Georgetown, GINA, August 18, 2016
Poor defence representation by the former administration in large lawsuits against the state, resulted in ballooned judgements that the current administration is now saddled with.
“What we have found with these cases that we have inherited is that when you actually look at the cases, little or no effort was put in to defend and represent the state in these cases,” Attorney General (AG) and Minister of Legal Affairs, Basil Williams said.
The APNU+AFC administration has inherited several large judgements from lawsuits brought against the state under the former administration. The coalition government is at present in the process of paying out RUDISA Beverages, a Surinamese company after negotiating a reduction in the awarded sum.
The beverage company was awarded US$7.72M in a ruling by the Caribbean Court of Justice (CCJ) in 2014 after challenging the environmental taxes levied against it by the previous administration. The government had since negotiated a cost of US$6.22M.
AG Williams said that Cabinet has authorised the method of negotiating reduction in the judgements the government has inherited.
Williams explained that negotiations are underway in the NH International $2.8B judgement which was awarded to the Trinidadian construction company by the CCJ last year. The lawsuit was brought against the People’s Progressive Party Civic (PPPC) administration following contractual disputes in 2007.
The AG said, the cost in the NH International judgement “ought not to have ballooned into such a large amount if proper judgement had been exercised in the matter; they had no case,” the AG pointed out.
In relation to other cases, AG Williams noted that an application for an extension of time in the Dipcon Engineering Services Limited ruling is pending in the Court of Appeal. Last year, Dipcon Engineering Services Limited brought a lawsuit against the previous administration over outstanding payments. The AG lamented the fact that his chambers were unaware of this case when it took over the Legal Affairs Ministry. “Apparently Mr (Anil) Nandlall (former AG) farmed the matter out to a private practitioner,” said Williams.

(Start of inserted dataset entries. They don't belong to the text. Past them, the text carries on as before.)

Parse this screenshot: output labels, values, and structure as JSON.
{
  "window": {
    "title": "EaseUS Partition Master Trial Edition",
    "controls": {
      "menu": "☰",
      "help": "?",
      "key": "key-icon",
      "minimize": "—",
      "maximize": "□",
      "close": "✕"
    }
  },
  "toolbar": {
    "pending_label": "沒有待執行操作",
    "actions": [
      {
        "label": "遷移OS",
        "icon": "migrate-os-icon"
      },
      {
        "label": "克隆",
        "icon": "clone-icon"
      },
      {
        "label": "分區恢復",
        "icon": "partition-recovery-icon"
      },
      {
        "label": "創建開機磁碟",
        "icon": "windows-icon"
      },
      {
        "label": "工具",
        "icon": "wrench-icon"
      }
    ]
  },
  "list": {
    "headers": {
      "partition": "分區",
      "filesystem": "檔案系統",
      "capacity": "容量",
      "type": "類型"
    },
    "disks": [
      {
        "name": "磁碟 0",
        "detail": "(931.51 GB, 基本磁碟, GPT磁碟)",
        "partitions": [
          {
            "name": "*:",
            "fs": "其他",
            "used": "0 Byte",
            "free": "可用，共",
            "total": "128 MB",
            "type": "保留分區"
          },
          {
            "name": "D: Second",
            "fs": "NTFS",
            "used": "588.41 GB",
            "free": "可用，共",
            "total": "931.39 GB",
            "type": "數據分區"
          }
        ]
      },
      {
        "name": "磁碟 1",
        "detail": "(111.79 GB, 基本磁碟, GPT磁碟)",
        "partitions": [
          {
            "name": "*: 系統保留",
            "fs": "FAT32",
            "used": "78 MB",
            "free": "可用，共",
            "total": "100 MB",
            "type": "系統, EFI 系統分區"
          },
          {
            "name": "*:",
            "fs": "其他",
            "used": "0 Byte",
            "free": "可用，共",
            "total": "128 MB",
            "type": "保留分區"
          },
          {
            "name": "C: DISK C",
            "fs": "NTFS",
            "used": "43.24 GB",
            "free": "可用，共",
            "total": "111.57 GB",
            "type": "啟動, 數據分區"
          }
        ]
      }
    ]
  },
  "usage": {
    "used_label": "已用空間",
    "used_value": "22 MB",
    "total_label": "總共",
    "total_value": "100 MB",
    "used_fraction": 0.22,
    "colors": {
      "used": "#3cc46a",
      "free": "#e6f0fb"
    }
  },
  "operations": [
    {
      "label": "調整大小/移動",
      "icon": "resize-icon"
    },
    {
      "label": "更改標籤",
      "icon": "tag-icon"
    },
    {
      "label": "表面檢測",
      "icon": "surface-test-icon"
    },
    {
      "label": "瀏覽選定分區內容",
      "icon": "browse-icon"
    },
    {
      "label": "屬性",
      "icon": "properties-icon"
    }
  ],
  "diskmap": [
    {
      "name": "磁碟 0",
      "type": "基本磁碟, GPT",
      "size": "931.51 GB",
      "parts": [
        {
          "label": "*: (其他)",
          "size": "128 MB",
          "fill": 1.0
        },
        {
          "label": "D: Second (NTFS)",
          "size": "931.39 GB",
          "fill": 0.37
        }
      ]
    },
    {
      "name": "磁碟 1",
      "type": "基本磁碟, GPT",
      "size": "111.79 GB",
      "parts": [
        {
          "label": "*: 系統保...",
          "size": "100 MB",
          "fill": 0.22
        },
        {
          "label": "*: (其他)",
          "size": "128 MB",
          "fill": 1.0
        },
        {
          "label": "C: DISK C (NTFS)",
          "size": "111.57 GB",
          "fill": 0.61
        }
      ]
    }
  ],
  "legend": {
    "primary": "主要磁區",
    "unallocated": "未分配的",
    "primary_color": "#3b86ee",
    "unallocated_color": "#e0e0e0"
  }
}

Meanwhile, the AG said that government “will vigorously defend” cases against the state that it has inherited. These large judgements are a “burden on this nation, it’s a burden on the taxpayers, and the people of this nation, and this government,” the AG said.
The AG added, “The PPP must hold full responsibility for all those cases with the large judgements that were racked up.”